Truth, Inspiration, Hope.

Does Vitamin D Help Prevent Dementia?

Jonathan Ferng, MD, MBA, MS
Jonathan Ferng is an internal medicine physician who has a wide range of interests spanning healthcare, business, consulting, research, and music. He enjoys meditating, learning new skills, and sharing positivity with the world.
Published: April 13, 2023
Some studies show vitamin D helps prevent dementia while others are somewhat inconclusive
Vitamin D has a wide variety of benefits, which may include slowing cognitive decline, according to a recent study by Canadian and UK researchers. (Image: Julian Paolo Dayag via Pexels)

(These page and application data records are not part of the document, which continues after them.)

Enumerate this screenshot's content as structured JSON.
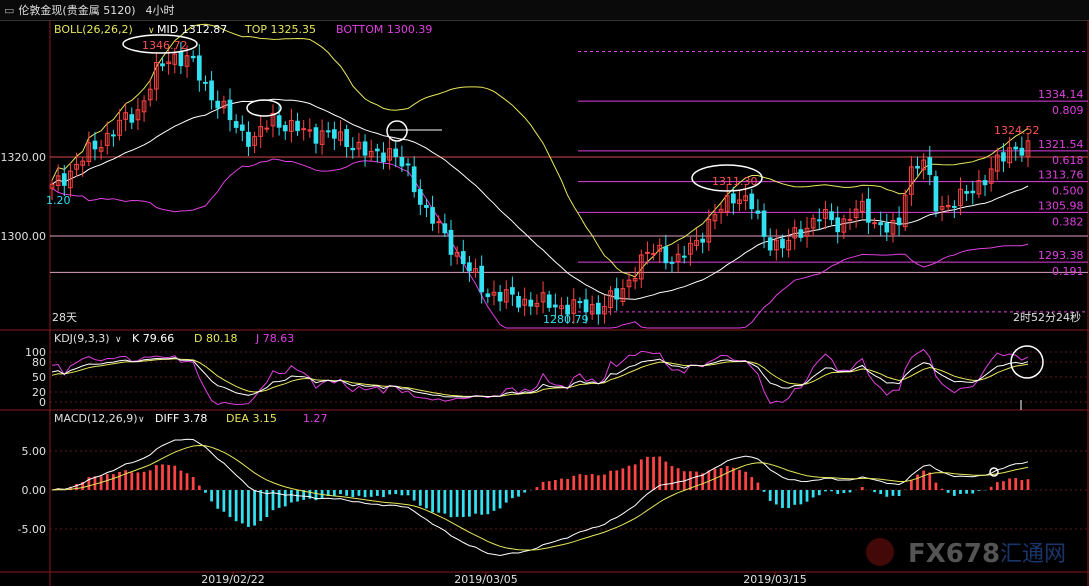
{
  "window": {
    "title": "伦敦金现(贵金属 5120)",
    "period": "4小时"
  },
  "boll_header": {
    "name": "BOLL(26,26,2)",
    "mid": "MID 1312.87",
    "top": "TOP 1325.35",
    "bottom": "BOTTOM 1300.39"
  },
  "kdj_header": {
    "name": "KDJ(9,3,3)",
    "k": "K 79.66",
    "d": "D 80.18",
    "j": "J 78.63"
  },
  "macd_header": {
    "name": "MACD(12,26,9)",
    "diff": "DIFF 3.78",
    "dea": "DEA 3.15",
    "macd": "1.27"
  },
  "main_labels": {
    "left_edge_value": "1.20",
    "days": "28天",
    "countdown": "2时52分24秒",
    "low_label": "1280.79",
    "high_label": "1346.72",
    "mid_label": "1311.30",
    "last_label": "1324.52"
  },
  "price_axis": {
    "ticks": [
      "1320.00",
      "1300.00"
    ],
    "values": [
      1320,
      1300
    ]
  },
  "kdj_axis": [
    "100",
    "80",
    "50",
    "20",
    "0"
  ],
  "macd_axis": [
    "5.00",
    "0.00",
    "-5.00"
  ],
  "date_labels": [
    "2019/02/22",
    "2019/03/05",
    "2019/03/15"
  ],
  "fib_levels": [
    {
      "price": 1334.14,
      "label": "1334.14",
      "ratio": "0.809"
    },
    {
      "price": 1321.54,
      "label": "1321.54",
      "ratio": "0.618"
    },
    {
      "price": 1313.76,
      "label": "1313.76",
      "ratio": "0.500"
    },
    {
      "price": 1305.98,
      "label": "1305.98",
      "ratio": "0.382"
    },
    {
      "price": 1293.38,
      "label": "1293.38",
      "ratio": "0.191"
    }
  ],
  "watermark": {
    "text": "FX678",
    "cn": "汇通网"
  },
  "colors": {
    "up": "#ff4444",
    "down": "#33e0f0",
    "boll_upper": "#e6e65a",
    "boll_mid": "#ffffff",
    "boll_lower": "#e040e0",
    "fib": "#e040e0",
    "ref_red": "#d44848",
    "k_line": "#ffffff",
    "d_line": "#e6e65a",
    "j_line": "#e040e0"
  },
  "chart_data": {
    "type": "candlestick",
    "bar_count": 160,
    "price_range": [
      1272,
      1356
    ],
    "closes_pivots": [
      [
        0,
        1312
      ],
      [
        5,
        1318
      ],
      [
        12,
        1326
      ],
      [
        18,
        1332
      ],
      [
        22,
        1342
      ],
      [
        25,
        1346
      ],
      [
        29,
        1344
      ],
      [
        33,
        1336
      ],
      [
        38,
        1328
      ],
      [
        42,
        1324
      ],
      [
        46,
        1330
      ],
      [
        50,
        1327
      ],
      [
        56,
        1326
      ],
      [
        62,
        1324
      ],
      [
        66,
        1320
      ],
      [
        70,
        1322
      ],
      [
        74,
        1316
      ],
      [
        78,
        1306
      ],
      [
        84,
        1296
      ],
      [
        90,
        1286
      ],
      [
        96,
        1284
      ],
      [
        102,
        1283
      ],
      [
        108,
        1282
      ],
      [
        114,
        1282
      ],
      [
        118,
        1285
      ],
      [
        122,
        1293
      ],
      [
        126,
        1297
      ],
      [
        130,
        1293
      ],
      [
        134,
        1299
      ],
      [
        138,
        1305
      ],
      [
        142,
        1311
      ],
      [
        146,
        1307
      ],
      [
        148,
        1300
      ],
      [
        152,
        1297
      ],
      [
        156,
        1302
      ],
      [
        160,
        1305
      ],
      [
        164,
        1303
      ],
      [
        168,
        1307
      ],
      [
        172,
        1303
      ],
      [
        176,
        1301
      ],
      [
        178,
        1316
      ],
      [
        181,
        1320
      ],
      [
        184,
        1307
      ],
      [
        186,
        1308
      ],
      [
        190,
        1310
      ],
      [
        194,
        1315
      ],
      [
        198,
        1320
      ],
      [
        200,
        1323
      ],
      [
        203,
        1322
      ]
    ],
    "boll": {
      "period": 26,
      "width": 2
    },
    "kdj": {
      "params": [
        9,
        3,
        3
      ],
      "k": 79.66,
      "d": 80.18,
      "j": 78.63
    },
    "macd": {
      "params": [
        12,
        26,
        9
      ],
      "diff": 3.78,
      "dea": 3.15,
      "hist": 1.27
    }
  }
}
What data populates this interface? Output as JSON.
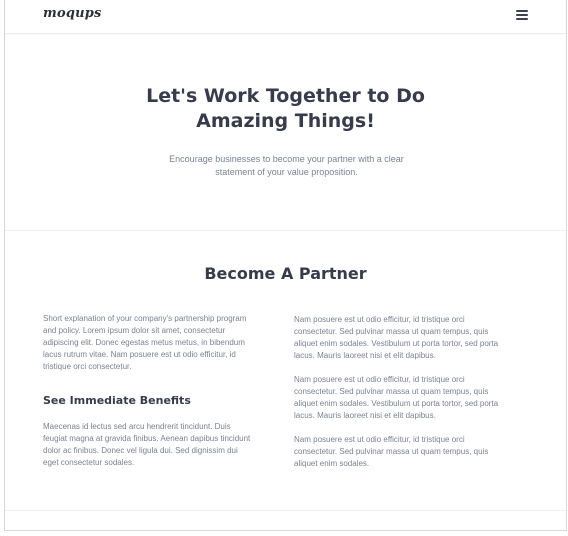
{
  "header": {
    "logo_text": "moqups",
    "menu_icon": "hamburger-menu-icon"
  },
  "hero": {
    "title_line1": "Let's Work Together to Do",
    "title_line2": "Amazing Things!",
    "subtitle": "Encourage businesses to become your partner with a clear statement of your value proposition."
  },
  "partner": {
    "title": "Become A Partner",
    "left": {
      "intro": "Short explanation of your company's partnership program and policy. Lorem ipsum dolor sit amet, consectetur adipiscing elit. Donec egestas metus metus, in bibendum lacus rutrum vitae. Nam posuere est ut odio efficitur, id tristique orci consectetur.",
      "benefits_heading": "See Immediate Benefits",
      "benefits_text": "Maecenas id lectus sed arcu hendrerit tincidunt. Duis feugiat magna at gravida finibus. Aenean dapibus tincidunt dolor ac finibus. Donec vel ligula dui. Sed dignissim dui eget consectetur sodales."
    },
    "right": {
      "paragraphs": [
        "Nam posuere est ut odio efficitur, id tristique orci consectetur. Sed pulvinar massa ut quam tempus, quis aliquet enim sodales. Vestibulum ut porta tortor, sed porta lacus. Mauris laoreet nisi et elit dapibus.",
        "Nam posuere est ut odio efficitur, id tristique orci consectetur. Sed pulvinar massa ut quam tempus, quis aliquet enim sodales. Vestibulum ut porta tortor, sed porta lacus. Mauris laoreet nisi et elit dapibus.",
        "Nam posuere est ut odio efficitur, id tristique orci consectetur. Sed pulvinar massa ut quam tempus, quis aliquet enim sodales."
      ]
    }
  },
  "colors": {
    "heading": "#363c4a",
    "body_text": "#7a8291",
    "divider": "#eef0f3",
    "frame_border": "#d5d8dd"
  }
}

Vitamin D supplementation shows promise as a way to help prevent dementia, new research suggests. Dementia is associated with “several diseases that affect memory, thinking, and the ability to perform daily activities,” according to the World Health Organization (WHO).

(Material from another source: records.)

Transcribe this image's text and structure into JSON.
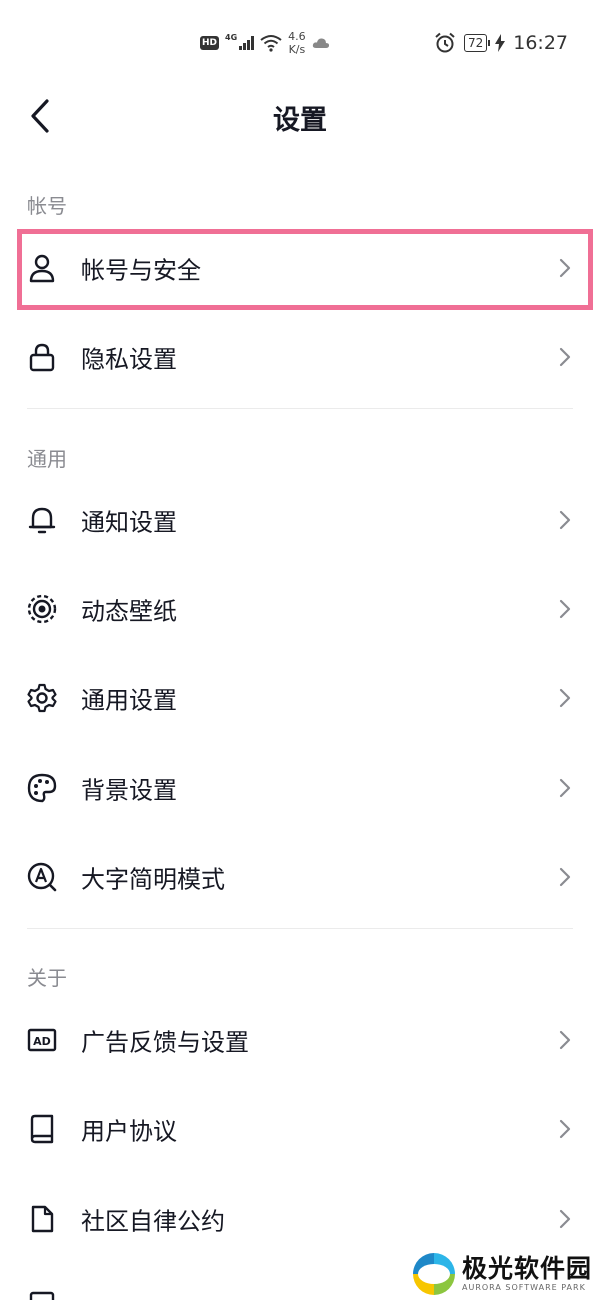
{
  "status_bar": {
    "hd": "HD",
    "network": "4G",
    "speed_value": "4.6",
    "speed_unit": "K/s",
    "battery": "72",
    "time": "16:27"
  },
  "nav": {
    "title": "设置"
  },
  "sections": {
    "account": {
      "header": "帐号",
      "items": [
        {
          "label": "帐号与安全",
          "icon": "user-icon"
        },
        {
          "label": "隐私设置",
          "icon": "lock-icon"
        }
      ]
    },
    "general": {
      "header": "通用",
      "items": [
        {
          "label": "通知设置",
          "icon": "bell-icon"
        },
        {
          "label": "动态壁纸",
          "icon": "live-wallpaper-icon"
        },
        {
          "label": "通用设置",
          "icon": "gear-icon"
        },
        {
          "label": "背景设置",
          "icon": "palette-icon"
        },
        {
          "label": "大字简明模式",
          "icon": "large-font-icon"
        }
      ]
    },
    "about": {
      "header": "关于",
      "items": [
        {
          "label": "广告反馈与设置",
          "icon": "ad-icon"
        },
        {
          "label": "用户协议",
          "icon": "book-icon"
        },
        {
          "label": "社区自律公约",
          "icon": "document-icon"
        }
      ]
    }
  },
  "colors": {
    "highlight": "#f06f95",
    "text_primary": "#161823",
    "text_secondary": "#8a8b91",
    "divider": "#ebebeb"
  },
  "watermark": {
    "title": "极光软件园",
    "subtitle": "AURORA SOFTWARE PARK"
  }
}
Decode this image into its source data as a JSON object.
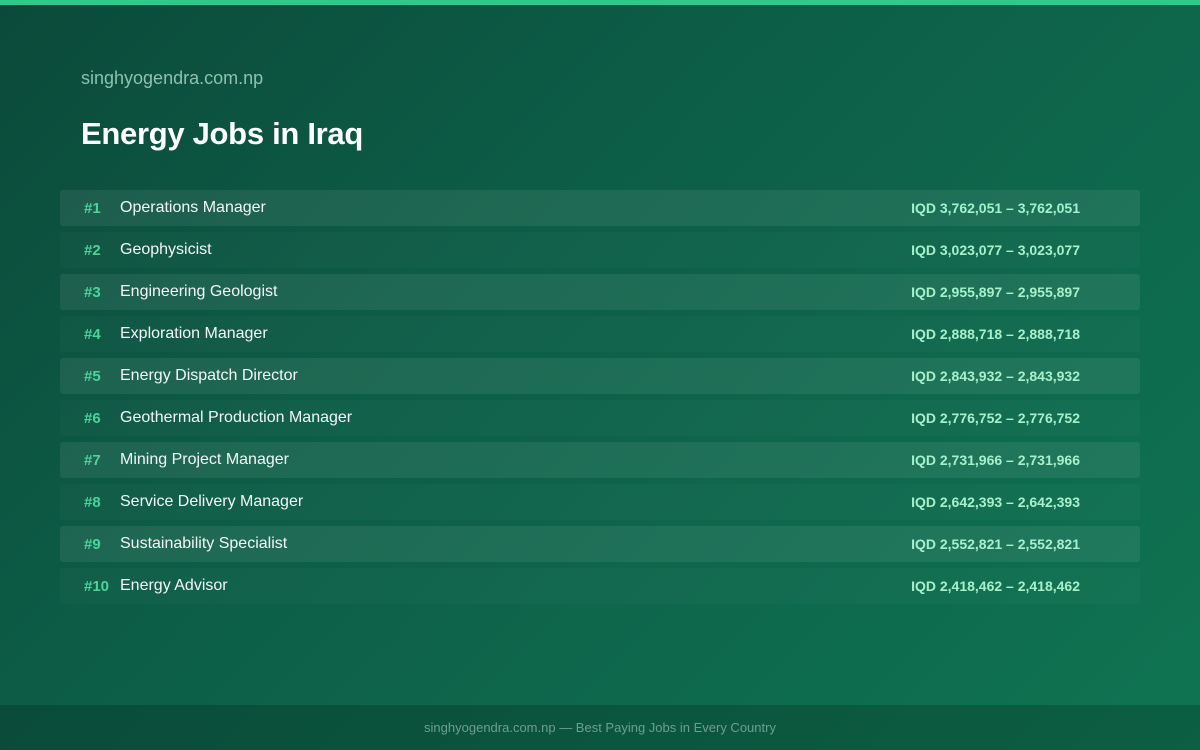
{
  "header": {
    "site_name": "singhyogendra.com.np",
    "title": "Energy Jobs in Iraq"
  },
  "colors": {
    "accent": "#2fc98a",
    "rank": "#49d59a",
    "salary": "#a8f0cc",
    "background_start": "#0b4a3a",
    "background_end": "#0f7452"
  },
  "jobs": [
    {
      "rank": "#1",
      "title": "Operations Manager",
      "salary": "IQD 3,762,051 – 3,762,051"
    },
    {
      "rank": "#2",
      "title": "Geophysicist",
      "salary": "IQD 3,023,077 – 3,023,077"
    },
    {
      "rank": "#3",
      "title": "Engineering Geologist",
      "salary": "IQD 2,955,897 – 2,955,897"
    },
    {
      "rank": "#4",
      "title": "Exploration Manager",
      "salary": "IQD 2,888,718 – 2,888,718"
    },
    {
      "rank": "#5",
      "title": "Energy Dispatch Director",
      "salary": "IQD 2,843,932 – 2,843,932"
    },
    {
      "rank": "#6",
      "title": "Geothermal Production Manager",
      "salary": "IQD 2,776,752 – 2,776,752"
    },
    {
      "rank": "#7",
      "title": "Mining Project Manager",
      "salary": "IQD 2,731,966 – 2,731,966"
    },
    {
      "rank": "#8",
      "title": "Service Delivery Manager",
      "salary": "IQD 2,642,393 – 2,642,393"
    },
    {
      "rank": "#9",
      "title": "Sustainability Specialist",
      "salary": "IQD 2,552,821 – 2,552,821"
    },
    {
      "rank": "#10",
      "title": "Energy Advisor",
      "salary": "IQD 2,418,462 – 2,418,462"
    }
  ],
  "footer": {
    "text": "singhyogendra.com.np — Best Paying Jobs in Every Country"
  }
}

Over 55 million people in the world have dementia, with 10 million new cases every year. Risk factors include age, high blood pressure, diabetes, obesity, smoking, alcohol, depression, and a sedentary lifestyle. Alzheimer’s disease is the most common type, comprising about two-thirds of cases.

Previous studies

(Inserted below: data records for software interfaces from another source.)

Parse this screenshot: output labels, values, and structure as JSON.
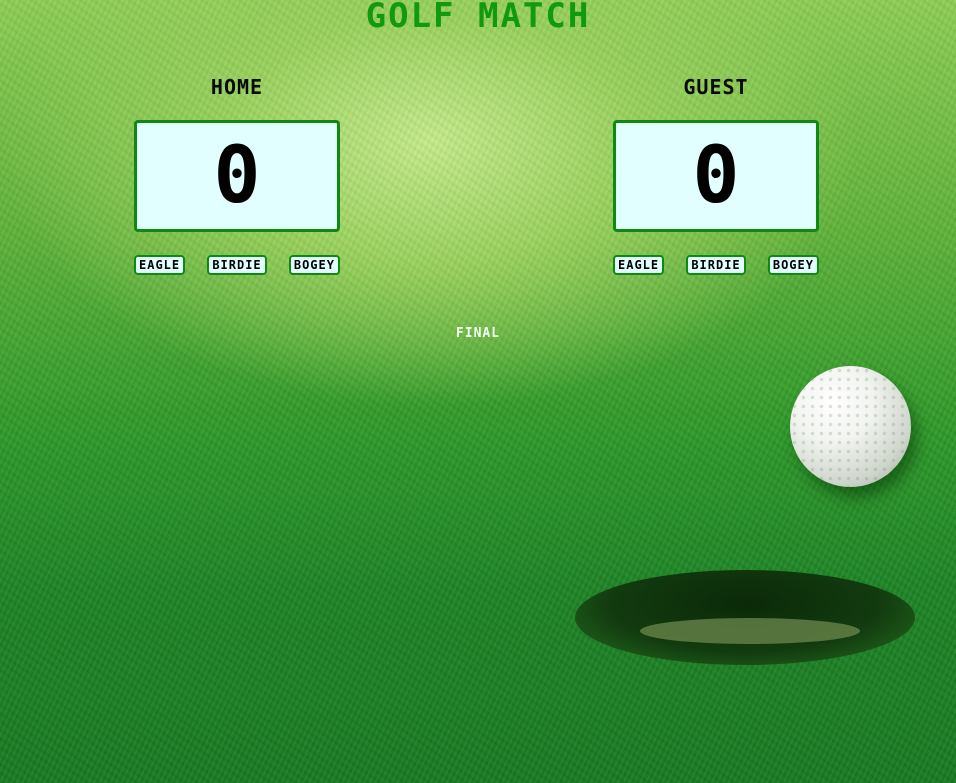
{
  "title": "GOLF MATCH",
  "home": {
    "label": "HOME",
    "score": "0",
    "buttons": {
      "eagle": "EAGLE",
      "birdie": "BIRDIE",
      "bogey": "BOGEY"
    }
  },
  "guest": {
    "label": "GUEST",
    "score": "0",
    "buttons": {
      "eagle": "EAGLE",
      "birdie": "BIRDIE",
      "bogey": "BOGEY"
    }
  },
  "final_label": "FINAL",
  "colors": {
    "accent": "#109a10",
    "score_box_bg": "#e0fffe",
    "score_box_border": "#0e8a14",
    "final_text": "#f2fff2"
  }
}
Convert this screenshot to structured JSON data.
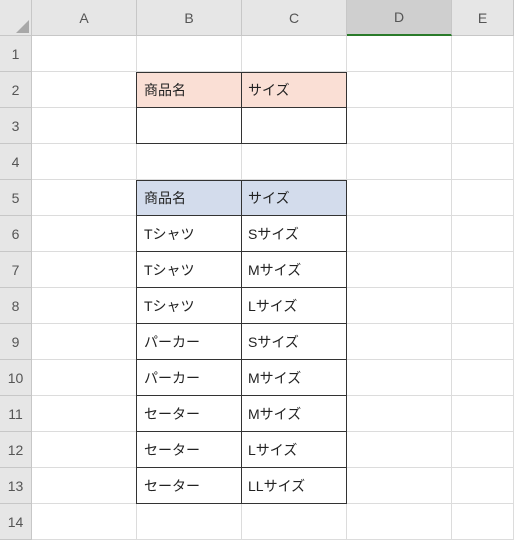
{
  "columns": [
    "A",
    "B",
    "C",
    "D",
    "E"
  ],
  "selectedColumn": "D",
  "rowCount": 14,
  "criteria": {
    "header": {
      "product": "商品名",
      "size": "サイズ"
    },
    "row": {
      "product": "",
      "size": ""
    }
  },
  "table": {
    "header": {
      "product": "商品名",
      "size": "サイズ"
    },
    "rows": [
      {
        "product": "Tシャツ",
        "size": "Sサイズ"
      },
      {
        "product": "Tシャツ",
        "size": "Mサイズ"
      },
      {
        "product": "Tシャツ",
        "size": "Lサイズ"
      },
      {
        "product": "パーカー",
        "size": "Sサイズ"
      },
      {
        "product": "パーカー",
        "size": "Mサイズ"
      },
      {
        "product": "セーター",
        "size": "Mサイズ"
      },
      {
        "product": "セーター",
        "size": "Lサイズ"
      },
      {
        "product": "セーター",
        "size": "LLサイズ"
      }
    ]
  }
}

Conflicting results have been reported in past research about vitamin D supplementation and dementia prevention. In one 2021 systematic review with 20 randomized controlled trials (RCTs) containing between 30 and over 4,000 participants 18 years and older, half of the RCTs had mixed results, one quarter had negative results, and one quarter had positive results.

The confidence of the results was limited by differences in vitamin D levels in the blood, cognitive tests used, doses of vitamin D taken, and patient demographics. Another 2021 systematic review and meta-analysis included nine RCTs with 2,345 participants 60 years and older, but did not support the beneficial effect of vitamin D supplementation on preventing Alzheimer’s disease.

Promising but inconclusive results

Researchers from Canada and the UK dove further into the association between vitamin D supplementation and the incidence of dementia. The study was published in the Alzheimer’s & Dementia journal in March.

A total of 12,388 initially dementia-free U.S. participants from the National Alzheimer’s Coordinating Center (NACC) were followed between 2005 and 2021. The mean age was about 71 years old. Annually, 16 data-collection forms were filled out regarding demographic and clinical information.


The vitamin D-exposed group (D+) included participants with baseline exposure to the vitamin D supplements of calcium-vitamin D, cholecalciferol (vitamin D3), or ergocalciferol (vitamin D2). While cholecalciferol is only found in animal products such as egg yolks and fish, ergocalciferol is produced by plants and mushrooms.

The non-exposed (D-) group did not have exposure to vitamin D supplements throughout all visits before a dementia diagnosis. Compared to the 7,751 people in the D- group, the 4,637 people in the D+ group had more education, more females, fewer Black participants, less mild cognitive impairment (MCI), and less depression. 

Ten years after their baseline visit, 2,696 participants had developed dementia, 2,017 (75 percent) of which had no vitamin D exposure throughout all visits prior to their diagnosis, and 679 (25 percent) who had baseline exposure.

In a ScienceDaily news release, lead researcher Professor Zahinoor Ismail of the University of Calgary and University of Exeter said, “We know that vitamin D has some effects in the brain that could have implications for reducing dementia, however so far, research has yielded conflicting results.”

Not so general

Overall, exposure to all formulations of vitamin D was associated with a 40 percent lower incidence of dementia compared to no exposure. Based on subgroup analyses, there were additional smaller groups that were found to have even greater benefit.

The effects of vitamin D were more pronounced in females compared to males and in participants with normal cognition compared to those with mild cognitive impairment. Those who were not carriers for the APOEe4 gene, which is associated with late-onset sporadic Alzheimer’s disease, had better results with vitamin D supplementation compared to carriers.

“Our findings give key insights into groups who might be specifically targeted for vitamin D supplementation. Overall, we found evidence to suggest that earlier supplementation might be particularly beneficial, before the onset of cognitive decline,” Ismail said.

However, the study has limited generalizability due to the fact that the participants, especially those in the vitamin D-exposed group, tended to be highly educated and White.

Future studies are needed to evaluate the different baseline vitamin D and calcium levels, exposure durations, dose-response relationships, socioeconomic statuses, sleep patterns, comorbidities, and social interactions.